A. Thomas Levin featured in Newsday on Losquandro Decision
A. Thomas Levin featured in Newsday on Losquadro Decision
"Judge: Part of Sea Cliff Code Unconstitutional"
July 25, 2012 Media Source:
A Sea Cliff village code provision that allows the building inspector to enter residents' properties without consent or warrant "is unconstitutional on its face," the State Supreme Court in Mineola found.
The decision stems from a lawsuit filed by village resident Anthony Losquadro, who said his civil rights were violated in November 2010 when buildings superintendent Andrew Lawrence entered his yard to examine a shed and dog run.
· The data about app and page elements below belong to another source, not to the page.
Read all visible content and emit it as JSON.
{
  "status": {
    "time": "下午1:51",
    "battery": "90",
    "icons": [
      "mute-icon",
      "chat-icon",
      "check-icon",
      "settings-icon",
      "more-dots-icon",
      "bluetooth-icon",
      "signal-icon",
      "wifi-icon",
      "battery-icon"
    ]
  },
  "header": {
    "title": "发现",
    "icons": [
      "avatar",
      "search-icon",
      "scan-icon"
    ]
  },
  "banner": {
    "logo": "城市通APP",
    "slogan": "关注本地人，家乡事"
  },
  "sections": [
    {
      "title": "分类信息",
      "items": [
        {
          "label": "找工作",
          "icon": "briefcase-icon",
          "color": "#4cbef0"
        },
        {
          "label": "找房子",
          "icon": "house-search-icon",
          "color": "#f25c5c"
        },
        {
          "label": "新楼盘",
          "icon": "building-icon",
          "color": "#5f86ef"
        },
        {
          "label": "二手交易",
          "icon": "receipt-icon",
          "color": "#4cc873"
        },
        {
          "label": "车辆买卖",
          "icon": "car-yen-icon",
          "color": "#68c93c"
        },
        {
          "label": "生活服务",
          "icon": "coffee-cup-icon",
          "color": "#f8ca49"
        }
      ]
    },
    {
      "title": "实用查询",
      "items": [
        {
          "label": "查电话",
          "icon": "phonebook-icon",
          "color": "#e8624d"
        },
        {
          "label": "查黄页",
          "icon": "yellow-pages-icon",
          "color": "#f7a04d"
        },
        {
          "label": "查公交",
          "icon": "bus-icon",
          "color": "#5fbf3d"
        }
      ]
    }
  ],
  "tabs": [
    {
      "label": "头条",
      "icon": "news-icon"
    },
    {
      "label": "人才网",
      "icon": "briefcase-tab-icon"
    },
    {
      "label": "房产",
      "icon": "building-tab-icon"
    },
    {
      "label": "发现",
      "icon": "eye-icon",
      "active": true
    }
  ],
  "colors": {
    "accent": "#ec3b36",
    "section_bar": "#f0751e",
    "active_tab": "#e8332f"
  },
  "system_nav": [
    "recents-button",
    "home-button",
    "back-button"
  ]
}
The village code's right-of-entry provision unconstitutionally "authorizes unconsented and warrantless inspections of residential real property without regard to an emergency situation," acting Supreme Court Justice Steven Jaeger said in the July 18 partial judgment.
The decision serves as a reminder to officials "not to infringe on residents' and taxpayers' rights," Losquadro said Monday. "A lot of local governments put these laws on the books, knowing that . . . most people aren't going to take the time to challenge them, but they just came across the wrong guy."
Sea Cliff Mayor Bruce Kennedy said the village is still studying the judgment and has not decided its next move.
The village was in the process of reviewing its code book before the lawsuit, and the provision could potentially be modified, Kennedy said.
"It's the last thing in the world that we wanted: anything that was unconstitutional on our books," he said, adding that constitutionality issues should be taken up with the state attorney general's office, which approves local laws. Lawrence could not be reached for comment.
Judgment on whether Lawrence had consent to enter Losquadro's property -- which Kennedy called "the real case" -- is still pending.
Losquadro's lawyer, A. Thomas Levin of Garden City, said the matter would probably go to trial.
According to court documents, Lawrence said Losquadro's housekeeper said he could enter; she said she gave no such permission. Kennedy said the village had de facto consent. Losquadro in 2010 was told he needed a permit to build his tool shed and received a stop-work order, documents show. He said he has paid $2,750 in fines and applied for a permit for the shed.
Losquadro, 47, earlier this year publicly assailed the village for raising taxes. He ran for trustee in March but lost his bid. |